Last year we attended DroidCon London and it was my first Android conference ever. Before that I attended CocoaConf in Las Vegas, as I mostly did iOS back then. DroidCon London 2015 was exciting because at that point I had been doing Android exclusively for a long time - and a lot of interesting speakers were attending. Chet Haase, Google employee, and Jake Wharton to name a few. Overall I liked it very much and the travel time back to Denmark weren’t as long, heh.
This year Jake and Chet were attending again and the overall program looked more interesting than last year. Security and patterns seems to be the craze this year, and it’s really some of the things that has been a focus area internally here at Nodes as well.
DroidCon London is located super close to our new London office at St. John Street, so we had the pleasure to see our Android developer Mario attending as a volunteer this year! Awesome!
What’s NNNNNNNNew in Android Security? by Scott Alexander-Bown
Turned out to be a great talk! Very obvious that Scott have spent some time with the nitpicks and dark corners of implementing security and encryption on Android. Followed him on twitter after this talk(@scottyab)! Also the first time I heard about the SafetyNet API. A Google API that checks for a device’s security state and whether it’s rooted or not.
Scott created a helper around that: https://github.com/scottyab/safetynethelper
Further info: Android Training docs
In Android 7.0 Google introduced Network Security Configuration, which is a way to describe what protocols and endpoints are allowed to connect to. Google has excellent info here. Commonsguy have backported this tool to Android 4.2 here, which is super awesome:
Scaling Android @Facebook by Marco Cova & Balazs Balazs
Impressive talk about the insane numbers behind the Facebook app and what kind of process it takes to support that. If I remember correctly Facebook commits up to 3500 times a week, and due to the massive codebase - everything is split into modules to avoid unnecessary recompiles. To further improve on that, Facebook has created a custom build tool called Buck around the module structure they depend on for fast deployment.
Going over all the tools Facebook uses, Infer got a mention as well. I head about this a year or so ago, but now that we at Nodes are beginning to integrate CI on client apps, this is super relevant. Infer is a static code analyzer and will correct and point out issues and possible runtime crashes. Definitely something we want in our CI toolchain.
Fun side story at the lunch tables: Facebook apparently had so many commits on their repo that they had a hash collision between two commits.
What’s New in Android by Chet Haase
(Chet Haase is one of the main public facing Google employees and Lead on the Android UI Toolkit team)
This talk was kind of funny, not because Chet is a funny guy - but because Chet was really pitching the Google Pixel phone. It almost felt like too much. I also got the feeling he was told to do it. Nevertheless, the Android 7.1 walk through was pretty good and it was good with some context around the different new features.
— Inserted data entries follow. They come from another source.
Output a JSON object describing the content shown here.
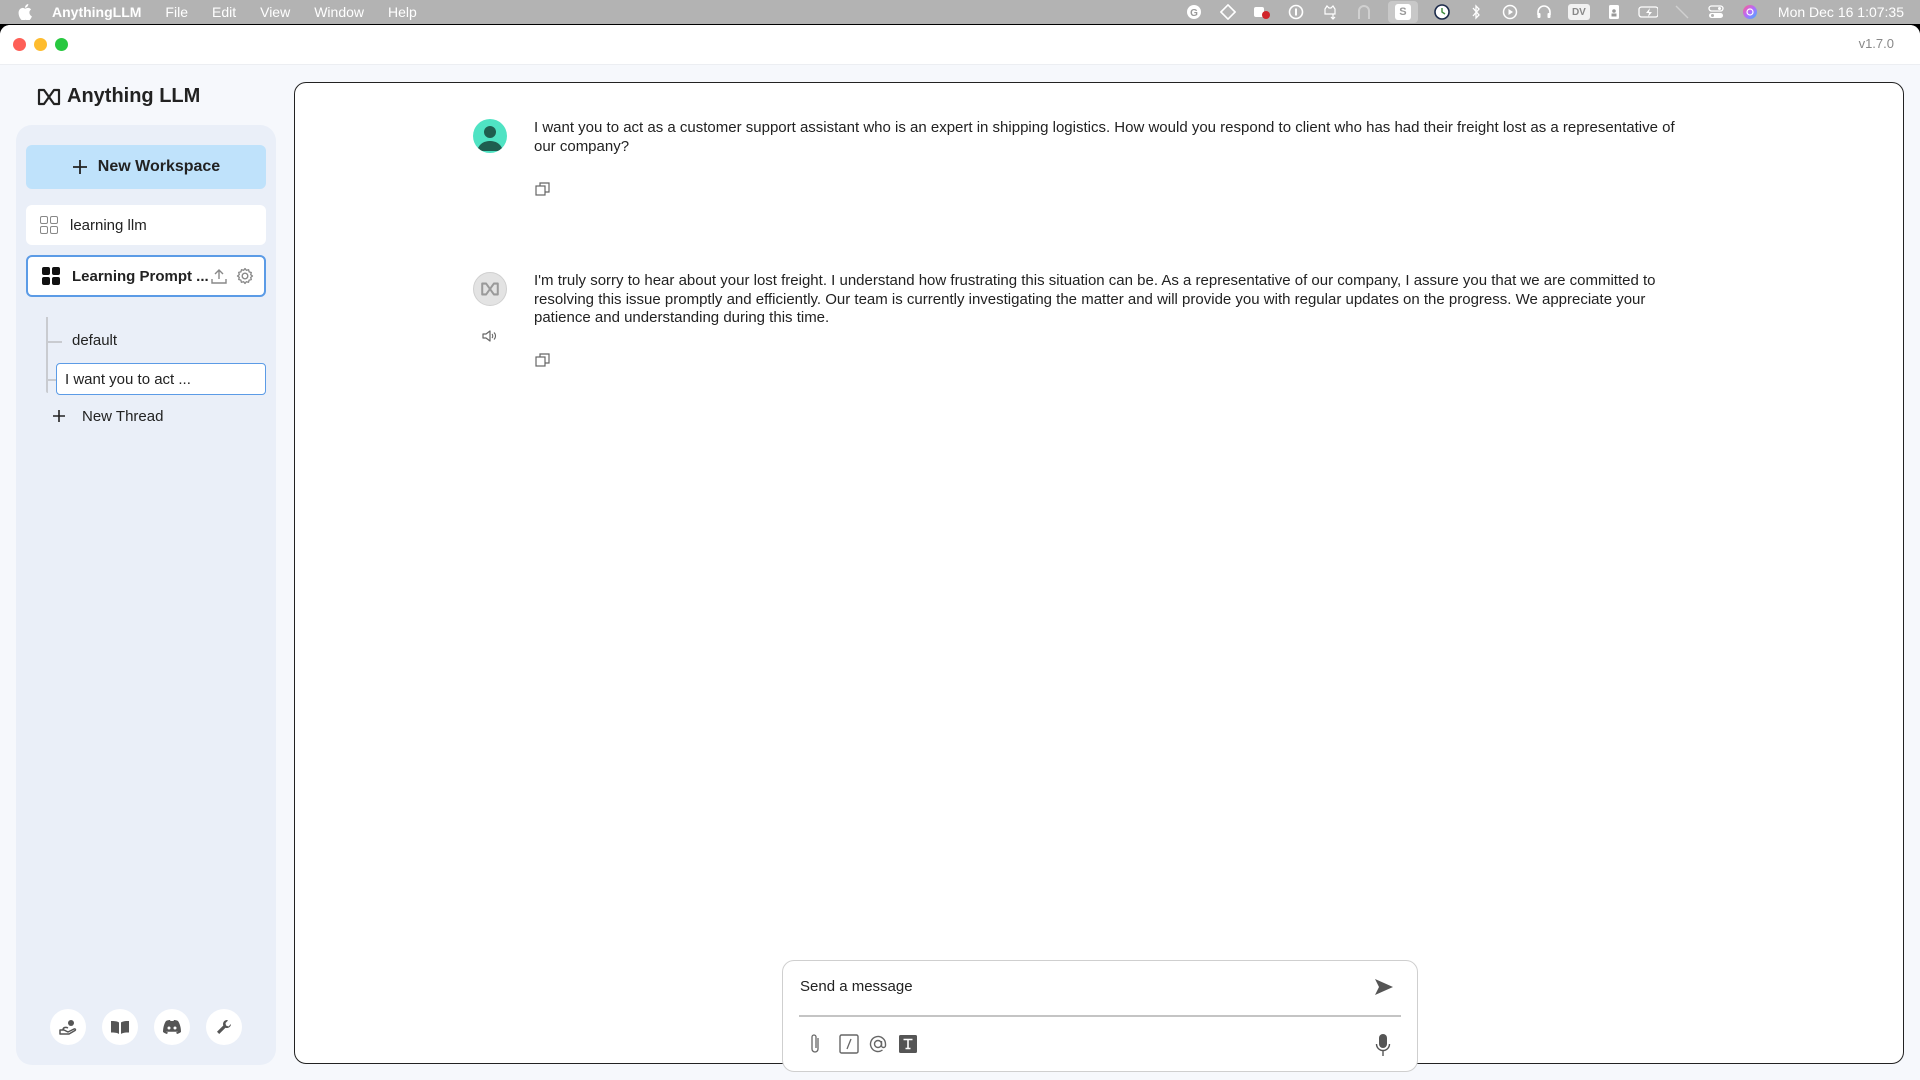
{
  "menubar": {
    "app_name": "AnythingLLM",
    "menus": [
      "File",
      "Edit",
      "View",
      "Window",
      "Help"
    ],
    "status_icons": [
      "grammarly-icon",
      "clipboard-icon",
      "teams-icon",
      "onepassword-icon",
      "cat-download-icon",
      "arc-icon",
      "skype-icon",
      "time-machine-icon",
      "bluetooth-icon",
      "play-icon",
      "headphones-icon",
      "dv-icon",
      "contacts-icon",
      "battery-icon",
      "wifi-off-icon",
      "control-center-icon",
      "siri-icon"
    ],
    "dv_label": "DV",
    "s_label": "S",
    "clock": "Mon Dec 16  1:07:35"
  },
  "window": {
    "version": "v1.7.0"
  },
  "sidebar": {
    "logo_text": "Anything LLM",
    "new_workspace_label": "New Workspace",
    "workspaces": [
      {
        "name": "learning llm",
        "active": false
      },
      {
        "name": "Learning Prompt ...",
        "active": true
      }
    ],
    "threads": [
      {
        "name": "default",
        "active": false
      },
      {
        "name": "I want you to act ...",
        "active": true
      }
    ],
    "new_thread_label": "New Thread",
    "footer_buttons": [
      "community-hub-icon",
      "docs-book-icon",
      "discord-icon",
      "settings-wrench-icon"
    ]
  },
  "chat": {
    "messages": [
      {
        "role": "user",
        "text": "I want you to act as a customer support assistant who is an expert in shipping logistics. How would you respond to client who has had their freight lost as a representative of our company?"
      },
      {
        "role": "assistant",
        "text": "I'm truly sorry to hear about your lost freight. I understand how frustrating this situation can be. As a representative of our company, I assure you that we are committed to resolving this issue promptly and efficiently. Our team is currently investigating the matter and will provide you with regular updates on the progress. We appreciate your patience and understanding during this time."
      }
    ]
  },
  "composer": {
    "placeholder": "Send a message",
    "value": ""
  }
}
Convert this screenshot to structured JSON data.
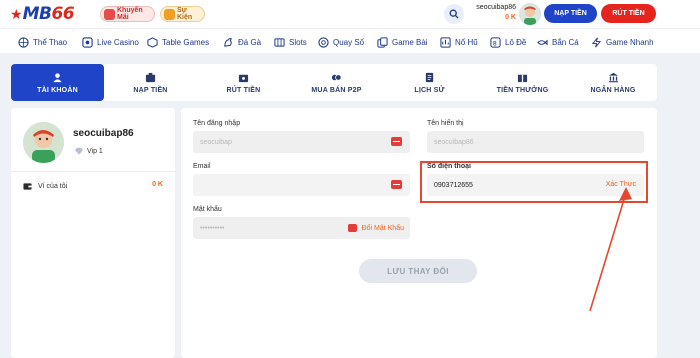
{
  "brand": {
    "logo_text": "MB",
    "logo_num": "66"
  },
  "header": {
    "promo_chip": "Khuyến Mãi",
    "event_chip": "Sự Kiện",
    "username": "seocuibap86",
    "balance": "0 K",
    "deposit_label": "NẠP TIỀN",
    "withdraw_label": "RÚT TIỀN"
  },
  "nav": [
    {
      "label": "Thể Thao",
      "icon": "sports-icon"
    },
    {
      "label": "Live Casino",
      "icon": "live-casino-icon"
    },
    {
      "label": "Table Games",
      "icon": "table-games-icon"
    },
    {
      "label": "Đá Gà",
      "icon": "cockfight-icon"
    },
    {
      "label": "Slots",
      "icon": "slots-icon"
    },
    {
      "label": "Quay Số",
      "icon": "lottery-icon"
    },
    {
      "label": "Game Bài",
      "icon": "cards-icon"
    },
    {
      "label": "Nổ Hũ",
      "icon": "jackpot-icon"
    },
    {
      "label": "Lô Đề",
      "icon": "lo-de-icon"
    },
    {
      "label": "Bắn Cá",
      "icon": "fishing-icon"
    },
    {
      "label": "Game Nhanh",
      "icon": "fast-game-icon"
    }
  ],
  "tabs": [
    {
      "label": "TÀI KHOẢN",
      "active": true
    },
    {
      "label": "NẠP TIỀN",
      "active": false
    },
    {
      "label": "RÚT TIỀN",
      "active": false
    },
    {
      "label": "MUA BÁN P2P",
      "active": false
    },
    {
      "label": "LỊCH SỬ",
      "active": false
    },
    {
      "label": "TIỀN THƯỞNG",
      "active": false
    },
    {
      "label": "NGÂN HÀNG",
      "active": false
    }
  ],
  "profile": {
    "name": "seocuibap86",
    "vip": "Vip 1",
    "wallet_label": "Ví của tôi",
    "wallet_balance": "0 K"
  },
  "form": {
    "login_label": "Tên đăng nhập",
    "login_value": "seocuibap",
    "display_label": "Tên hiển thị",
    "display_value": "seocuibap86",
    "email_label": "Email",
    "email_value": "",
    "phone_label": "Số điện thoại",
    "phone_value": "0903712655",
    "verify_label": "Xác Thực",
    "password_label": "Mật khẩu",
    "password_value": "••••••••••",
    "change_password_label": "Đổi Mật Khẩu",
    "save_label": "LƯU THAY ĐỔI"
  },
  "colors": {
    "primary": "#1f44c8",
    "danger": "#e5251d",
    "accent_orange": "#f0641e",
    "highlight": "#e4482e"
  }
}
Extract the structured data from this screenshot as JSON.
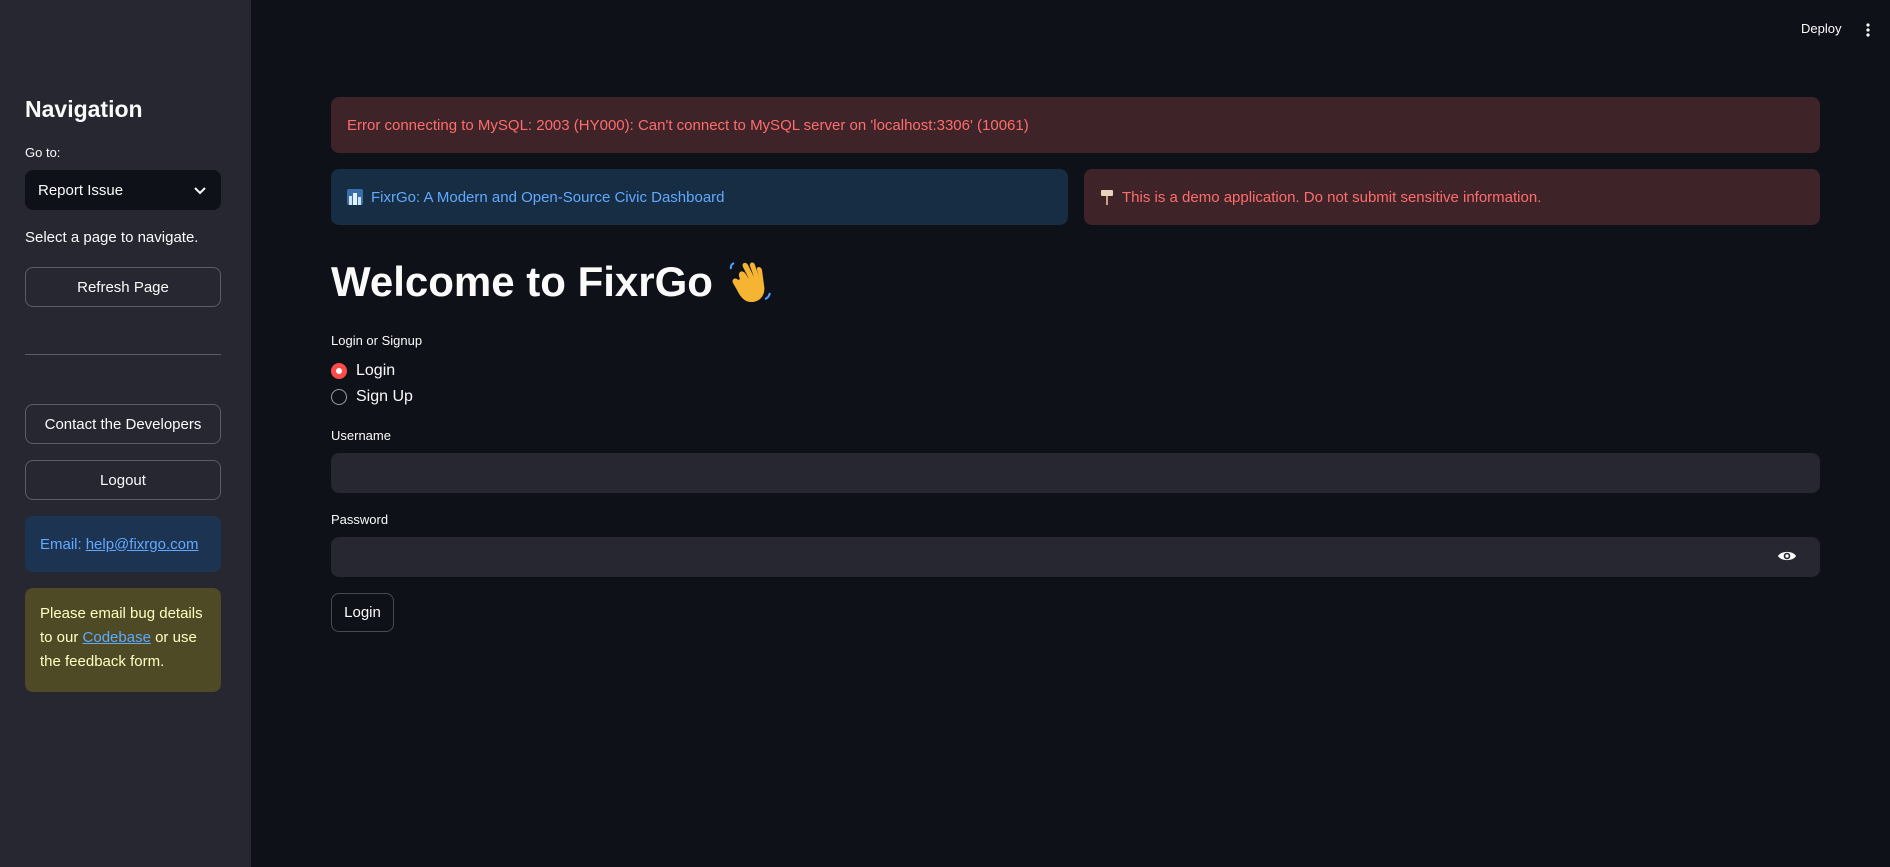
{
  "topbar": {
    "deploy_label": "Deploy",
    "menu_icon": "kebab-menu-icon"
  },
  "sidebar": {
    "title": "Navigation",
    "goto_label": "Go to:",
    "select_value": "Report Issue",
    "hint": "Select a page to navigate.",
    "refresh_label": "Refresh Page",
    "contact_label": "Contact the Developers",
    "logout_label": "Logout",
    "email_prefix": "Email:",
    "email_link": "help@fixrgo.com",
    "bug_text_1": "Please email bug details to our",
    "bug_link": "Codebase",
    "bug_text_2": "or use the feedback form."
  },
  "alerts": {
    "db_error": "Error connecting to MySQL: 2003 (HY000): Can't connect to MySQL server on 'localhost:3306' (10061)",
    "info": "FixrGo: A Modern and Open-Source Civic Dashboard",
    "demo_warning": "This is a demo application. Do not submit sensitive information."
  },
  "main": {
    "welcome": "Welcome to FixrGo",
    "radio_label": "Login or Signup",
    "options": [
      "Login",
      "Sign Up"
    ],
    "selected_option": "Login",
    "username_label": "Username",
    "username_value": "",
    "password_label": "Password",
    "password_value": "",
    "login_button": "Login"
  },
  "colors": {
    "background": "#0e1117",
    "sidebar": "#262730",
    "accent": "#ff4b4b",
    "error_bg": "#3e2428",
    "error_text": "#ff6c6c",
    "info_bg": "#172d43",
    "info_text": "#61a9ff",
    "warning_bg": "#4d4a25",
    "warning_text": "#ffffc2"
  }
}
Android Application Security, The Right Way by Dario Incalza
I didn’t really intend to watch this one, I wanted to see the Spotify talk “Breaking Spotify’s release cycle by using the backend to drive the UI and feature releases”. I’m glad I did though, because it turned out to be the best talk around security this year. The talk was marked as a beginner talk, but gave so much info and reflection on every library, really valuable info.
I’ve been reading a lot of documentation on encryption via the KeyStore, but Dario gave a lot pros and cons about every API level and what it gives us. In short (if I remember correctly):
- Android 7: iOS level security (on the Google Pixel at least)
- Android 6: Almost iOS level, but you cant besure that encryption keys are protected in hardware. Also new API’s for file encryption/device protected storage are not available.
- Android 5: First fingerprint authentication API and KeyStore API supporting user authentication.
Radical RecyclerView by Lisa Wray
Most of the time we implement basic RecyclerViews as simple ListViews - and that tends to be a bit annoying. So it was kind of fun to see all the nifty stuff you can do with RecyclerViews. We were also shown a few patterns around common use cases. Really surprised by this talk.
Android Architecture Blueprints by David Gonzalez & Jose Alcerreca
MVP is all the craze and having the perfect architecture is the target these days. The guys have implemented a simple To Do-app in 7 different ways: https://github.com/googlesamples/android-architecture
The actual talk was kind of quick, because David and Jose wanted to focus on questions and having a discussion around patterns in general - perfect. Strong opinions were voiced and since David and Jose are funny guys, the talk ended up being the perfect closing for the conference for us.
Side note: Chet Haase were attending this talk, and the guys received a couple of very Google specific questions - like “Is the platform team considering any of the new patterns?” - and everytime they were going to answer, they looked at Chet for confirmation. You probably had to be there.
Great talks this year, and since it was located so close to our London office, we walked over there and watched the Apple MacBook keynote!
All the security talks kind of gave me the impression that we need a wrapper or a framework around the encryption/decryption on Android. We see more and more demand for it on client apps, and having all that code floating around on different projects is annoying.
I looked into facebook’s conceal library - but it seems to priotize speed too much over security. We’ll see, maybe material for another blog post 🔥